Using key plot elements from Charlotte Bronte’s original book, the author has the title character serve as the story’s principal narrator. Set primarily in Scotland during the late 1950’s and early 1960’s, Gemma Hardy painstakingly recounts how through her own indomitable spirit and fierce determination, she overcomes extreme hardships and cruelties to rescue herself. Filled with many memorable and multidimensional characters, Livesey’s absorbing novel will delight anyone who loves gothic fiction as much as I do. It was such a satisfying read that I didn’t want it to end.
After reading The Flight of Gemma Hardy, I desperately wanted to watch a film version of Jane Eyre. Although there are dozens of excellent screen adaptions of the classic novel, such as the 2011 film featuring Michael Fassbender and Mia Wasikowska, the best version of Jane Eyre is the 1944 movie starring Orson Welles and Joan Fontaine.
Welles’ strong, multifaceted performance truly captures the extreme guilt and emotional anguish Edward Rochester suffers from his past errors. His portrayal also evokes the passionate yet tender love he feels for his daughter’s governess.
Meanwhile, Joan Fontaine’s portrayal of Jane Eyre poignantly depicts the title heroine’s vulnerability as well as her tremendous strength and courage to overcome adversity and save both herself and the man she loves. This wonderful film is a timeless classic everyone should see.
I can’t resist coming of age novels.
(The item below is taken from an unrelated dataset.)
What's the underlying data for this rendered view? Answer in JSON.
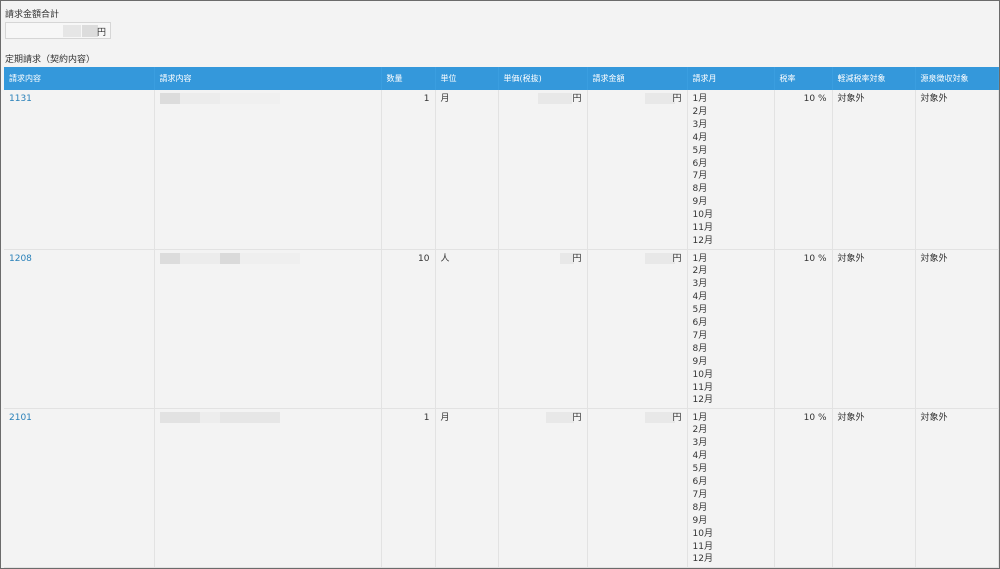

So when I read very positive reviews in The New York Times Book Review and Entertainment Weekly, about the new bestseller The Age of Miracles by Karen Thompson Walker, I quickly snatched it up.
In her debut novel, Walker deftly blends two seemingly unrelated genres; coming of age and science fiction together to tell the story of young Julia’s burgeoning adulthood amidst global apocalypse.
As the plot unfolds through Julia’s unique viewpoint, the world’s scientists and eventually the general public discover that the Earth’s rotation has inexplicably slowed down. As a result, the days grow longer and the environment drastically changes. The “slowing” also affects gravity which causes all the birds to die and people develop strange, incurable illnesses.
Even during this worldwide catastrophe, Julia still experiences the pangs of first love, disagrees with her parents and worries about her future, This weirdly disturbing book reminded me of Ray Bradbury’s short story All Summer in a Day.
These books and movies can be found at all SJCPL locations. For more information, visit the library’s website at www.libraryforlife.org . Thanks for reading!